### Listed entries
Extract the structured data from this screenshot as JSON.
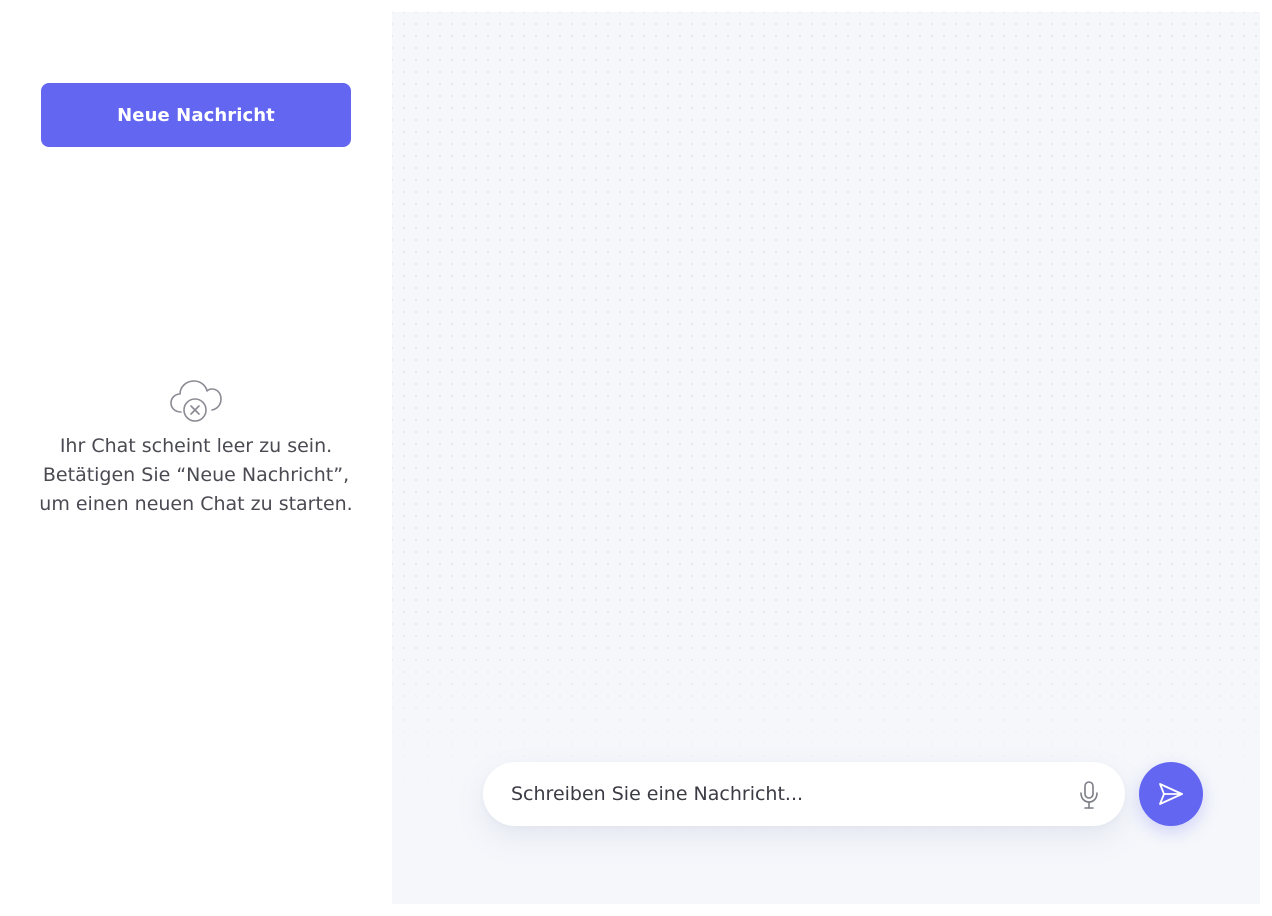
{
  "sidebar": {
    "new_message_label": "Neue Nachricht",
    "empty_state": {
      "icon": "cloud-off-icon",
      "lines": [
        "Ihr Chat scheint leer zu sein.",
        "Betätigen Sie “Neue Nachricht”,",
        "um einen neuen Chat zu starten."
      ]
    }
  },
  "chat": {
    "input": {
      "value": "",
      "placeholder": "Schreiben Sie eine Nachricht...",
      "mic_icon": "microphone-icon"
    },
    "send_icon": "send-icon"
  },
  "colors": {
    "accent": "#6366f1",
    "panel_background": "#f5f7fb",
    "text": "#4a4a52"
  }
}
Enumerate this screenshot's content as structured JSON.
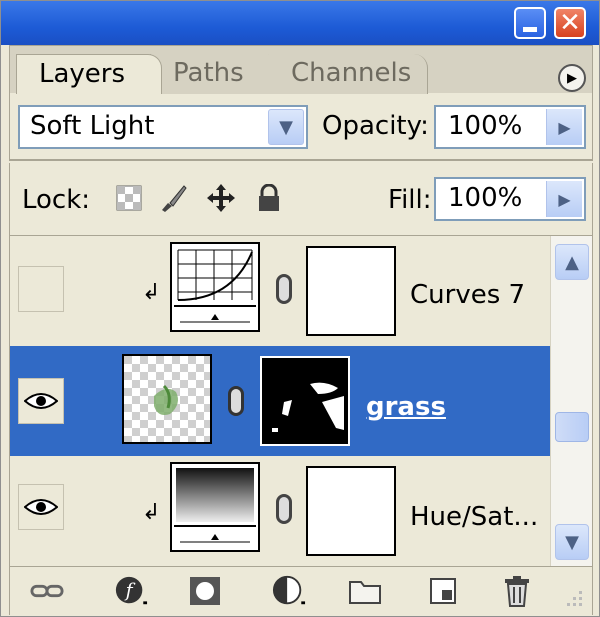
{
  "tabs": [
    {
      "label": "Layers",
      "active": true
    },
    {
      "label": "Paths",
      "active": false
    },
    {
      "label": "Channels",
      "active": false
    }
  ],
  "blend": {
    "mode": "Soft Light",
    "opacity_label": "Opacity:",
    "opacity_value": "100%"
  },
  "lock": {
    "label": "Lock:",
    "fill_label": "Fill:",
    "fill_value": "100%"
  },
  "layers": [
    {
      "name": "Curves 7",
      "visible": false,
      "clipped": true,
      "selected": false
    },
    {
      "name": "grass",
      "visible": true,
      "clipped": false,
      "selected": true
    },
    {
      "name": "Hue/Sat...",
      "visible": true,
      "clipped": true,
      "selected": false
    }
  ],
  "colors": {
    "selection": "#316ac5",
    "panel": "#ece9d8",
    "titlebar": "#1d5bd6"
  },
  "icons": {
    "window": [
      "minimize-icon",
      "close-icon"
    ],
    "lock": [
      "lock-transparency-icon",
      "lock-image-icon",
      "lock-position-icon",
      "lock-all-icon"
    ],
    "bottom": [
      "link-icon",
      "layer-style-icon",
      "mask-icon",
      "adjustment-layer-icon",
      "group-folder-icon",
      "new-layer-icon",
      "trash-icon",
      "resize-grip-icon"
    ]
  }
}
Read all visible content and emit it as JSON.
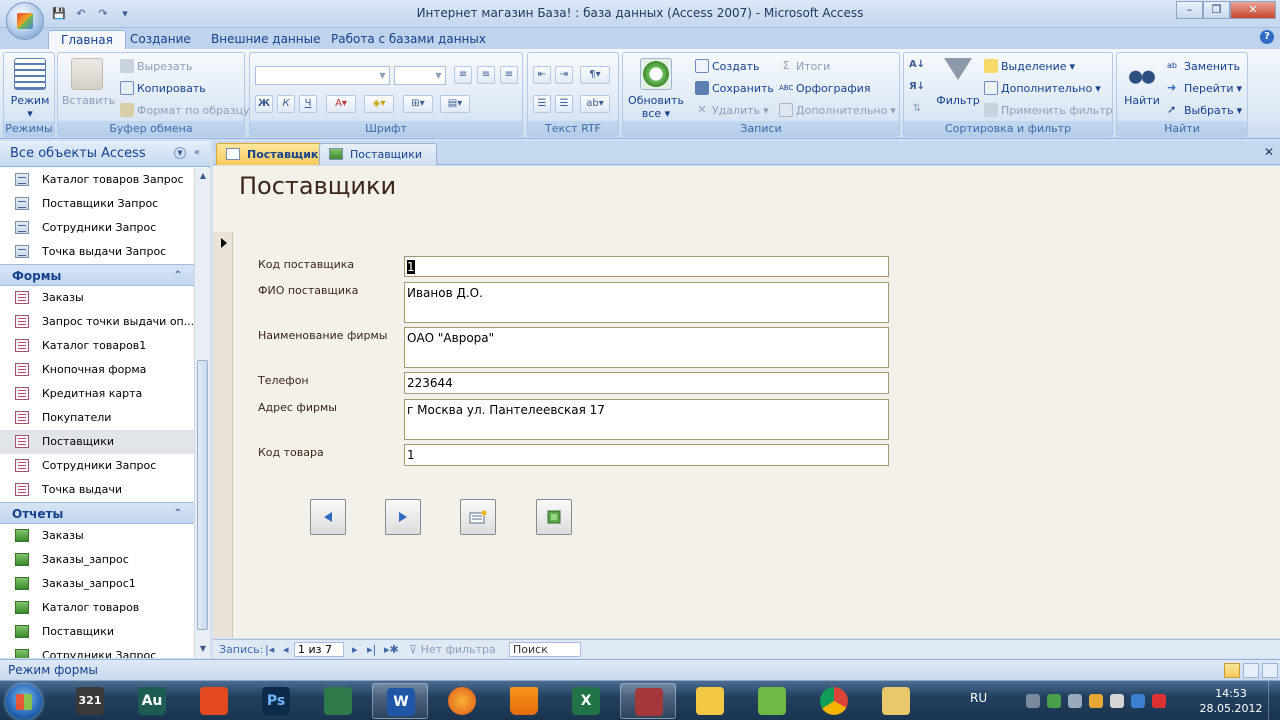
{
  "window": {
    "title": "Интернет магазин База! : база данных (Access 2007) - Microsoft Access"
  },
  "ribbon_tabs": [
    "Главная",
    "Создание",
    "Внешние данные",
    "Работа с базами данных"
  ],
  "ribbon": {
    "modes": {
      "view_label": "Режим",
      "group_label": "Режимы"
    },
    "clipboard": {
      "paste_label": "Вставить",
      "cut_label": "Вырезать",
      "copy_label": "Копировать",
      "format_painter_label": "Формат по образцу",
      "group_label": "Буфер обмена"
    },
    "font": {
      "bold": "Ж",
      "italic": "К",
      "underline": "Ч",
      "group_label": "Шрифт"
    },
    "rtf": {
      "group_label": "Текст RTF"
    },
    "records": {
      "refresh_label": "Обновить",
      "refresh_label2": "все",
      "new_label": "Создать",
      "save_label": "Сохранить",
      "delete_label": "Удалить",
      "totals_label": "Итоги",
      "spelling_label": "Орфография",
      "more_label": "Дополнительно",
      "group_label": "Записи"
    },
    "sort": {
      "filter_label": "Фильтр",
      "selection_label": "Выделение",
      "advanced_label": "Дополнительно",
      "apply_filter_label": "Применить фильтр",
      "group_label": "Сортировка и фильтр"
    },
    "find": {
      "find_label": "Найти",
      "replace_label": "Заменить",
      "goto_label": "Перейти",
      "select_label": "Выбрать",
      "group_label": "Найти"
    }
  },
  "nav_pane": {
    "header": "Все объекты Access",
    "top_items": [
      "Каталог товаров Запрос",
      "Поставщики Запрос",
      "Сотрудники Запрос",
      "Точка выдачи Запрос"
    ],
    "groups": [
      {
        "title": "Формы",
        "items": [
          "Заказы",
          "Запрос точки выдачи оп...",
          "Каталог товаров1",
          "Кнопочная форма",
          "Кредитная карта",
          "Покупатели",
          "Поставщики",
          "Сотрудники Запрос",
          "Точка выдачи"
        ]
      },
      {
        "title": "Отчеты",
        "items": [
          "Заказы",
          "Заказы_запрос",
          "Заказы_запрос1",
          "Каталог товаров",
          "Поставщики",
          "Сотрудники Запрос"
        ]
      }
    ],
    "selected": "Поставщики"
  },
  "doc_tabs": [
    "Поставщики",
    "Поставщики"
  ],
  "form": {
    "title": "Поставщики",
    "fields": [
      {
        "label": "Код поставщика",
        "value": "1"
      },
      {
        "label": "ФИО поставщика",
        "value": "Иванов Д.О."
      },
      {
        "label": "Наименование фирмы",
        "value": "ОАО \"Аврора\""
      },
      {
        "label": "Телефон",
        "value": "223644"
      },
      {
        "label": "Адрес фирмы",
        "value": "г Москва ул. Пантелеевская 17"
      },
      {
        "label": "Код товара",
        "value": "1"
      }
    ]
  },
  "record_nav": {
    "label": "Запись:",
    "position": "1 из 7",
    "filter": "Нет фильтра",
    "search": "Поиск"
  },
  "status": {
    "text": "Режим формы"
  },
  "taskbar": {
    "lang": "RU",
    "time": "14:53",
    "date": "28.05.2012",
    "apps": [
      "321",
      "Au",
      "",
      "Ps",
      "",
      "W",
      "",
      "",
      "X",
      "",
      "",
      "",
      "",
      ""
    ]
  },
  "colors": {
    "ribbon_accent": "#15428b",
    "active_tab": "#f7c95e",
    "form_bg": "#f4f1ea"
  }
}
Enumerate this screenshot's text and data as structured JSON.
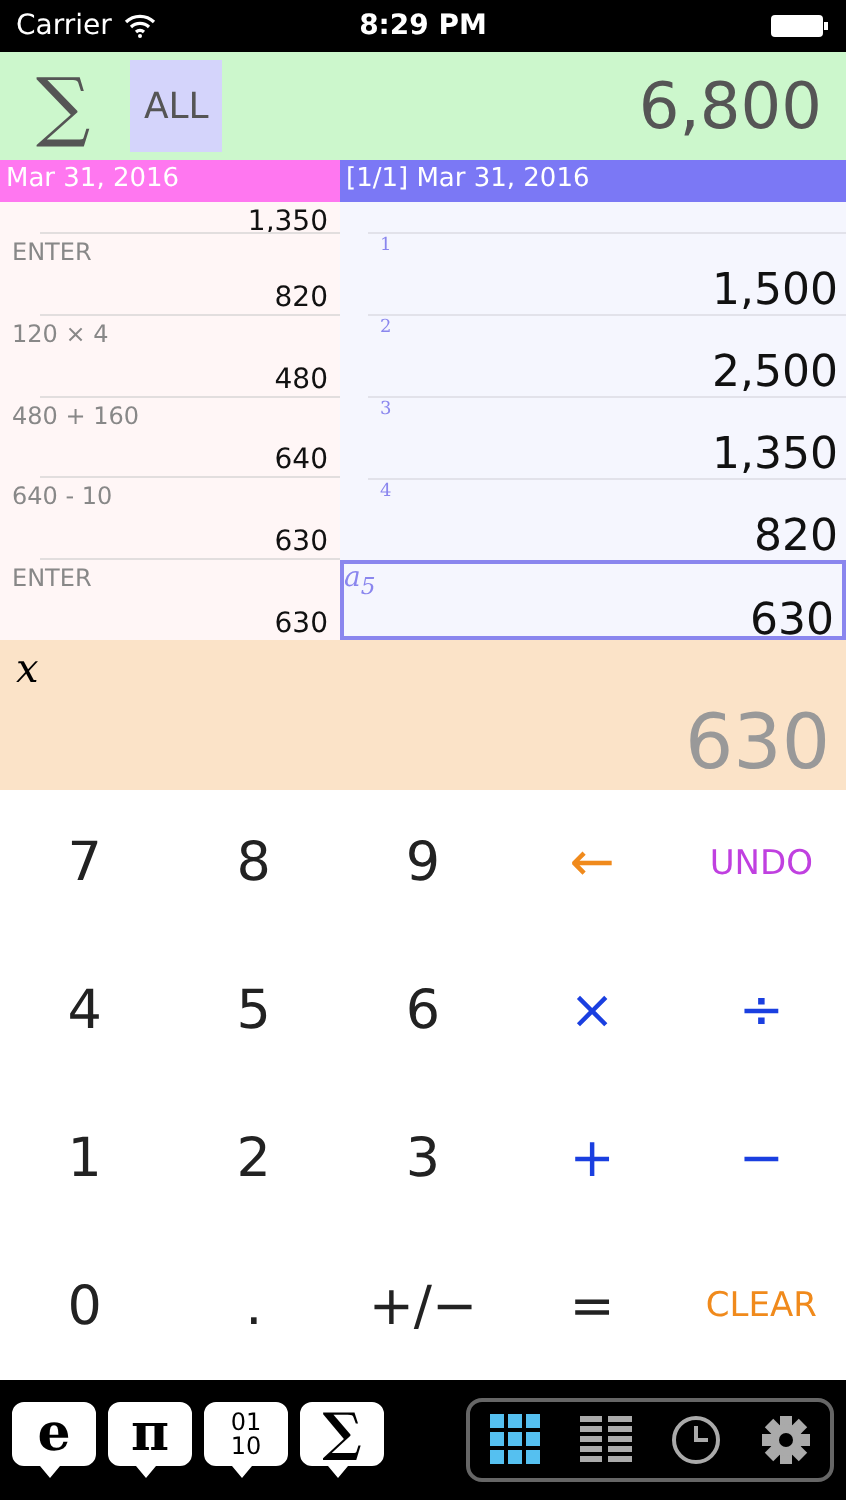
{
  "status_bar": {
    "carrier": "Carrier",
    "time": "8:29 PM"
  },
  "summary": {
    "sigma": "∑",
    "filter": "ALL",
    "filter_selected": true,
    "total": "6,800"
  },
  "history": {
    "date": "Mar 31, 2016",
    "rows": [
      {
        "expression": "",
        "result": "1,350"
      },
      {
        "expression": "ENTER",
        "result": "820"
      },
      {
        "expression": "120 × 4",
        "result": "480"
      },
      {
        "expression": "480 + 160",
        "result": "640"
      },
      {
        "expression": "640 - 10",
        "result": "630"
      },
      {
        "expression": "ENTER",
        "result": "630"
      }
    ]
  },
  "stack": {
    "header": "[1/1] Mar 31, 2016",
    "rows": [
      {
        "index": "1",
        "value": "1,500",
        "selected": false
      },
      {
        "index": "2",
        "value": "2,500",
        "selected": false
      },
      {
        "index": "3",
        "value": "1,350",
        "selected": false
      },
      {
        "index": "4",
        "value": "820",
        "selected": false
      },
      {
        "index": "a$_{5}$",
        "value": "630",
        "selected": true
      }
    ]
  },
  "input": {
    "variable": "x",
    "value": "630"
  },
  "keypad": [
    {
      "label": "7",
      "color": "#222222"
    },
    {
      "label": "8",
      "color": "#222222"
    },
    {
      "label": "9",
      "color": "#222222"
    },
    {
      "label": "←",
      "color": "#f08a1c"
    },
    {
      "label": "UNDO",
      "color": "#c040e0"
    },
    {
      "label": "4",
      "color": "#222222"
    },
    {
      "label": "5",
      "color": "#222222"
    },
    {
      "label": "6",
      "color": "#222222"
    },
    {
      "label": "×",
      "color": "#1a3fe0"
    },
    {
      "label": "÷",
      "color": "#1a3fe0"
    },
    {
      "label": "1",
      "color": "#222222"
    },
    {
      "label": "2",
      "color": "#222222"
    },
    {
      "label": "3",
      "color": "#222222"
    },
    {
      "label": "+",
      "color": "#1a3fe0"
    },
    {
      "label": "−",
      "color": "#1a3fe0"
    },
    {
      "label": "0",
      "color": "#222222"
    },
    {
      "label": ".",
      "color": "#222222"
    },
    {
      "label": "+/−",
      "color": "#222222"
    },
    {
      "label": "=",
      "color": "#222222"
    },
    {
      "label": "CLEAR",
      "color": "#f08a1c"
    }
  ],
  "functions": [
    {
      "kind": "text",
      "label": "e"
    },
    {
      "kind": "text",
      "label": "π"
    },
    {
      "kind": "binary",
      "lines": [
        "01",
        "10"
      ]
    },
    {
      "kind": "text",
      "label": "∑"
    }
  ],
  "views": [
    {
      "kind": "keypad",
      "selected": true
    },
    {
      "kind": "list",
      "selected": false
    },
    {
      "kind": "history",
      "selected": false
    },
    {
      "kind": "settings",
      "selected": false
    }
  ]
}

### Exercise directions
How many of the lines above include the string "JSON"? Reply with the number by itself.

### Answer area
4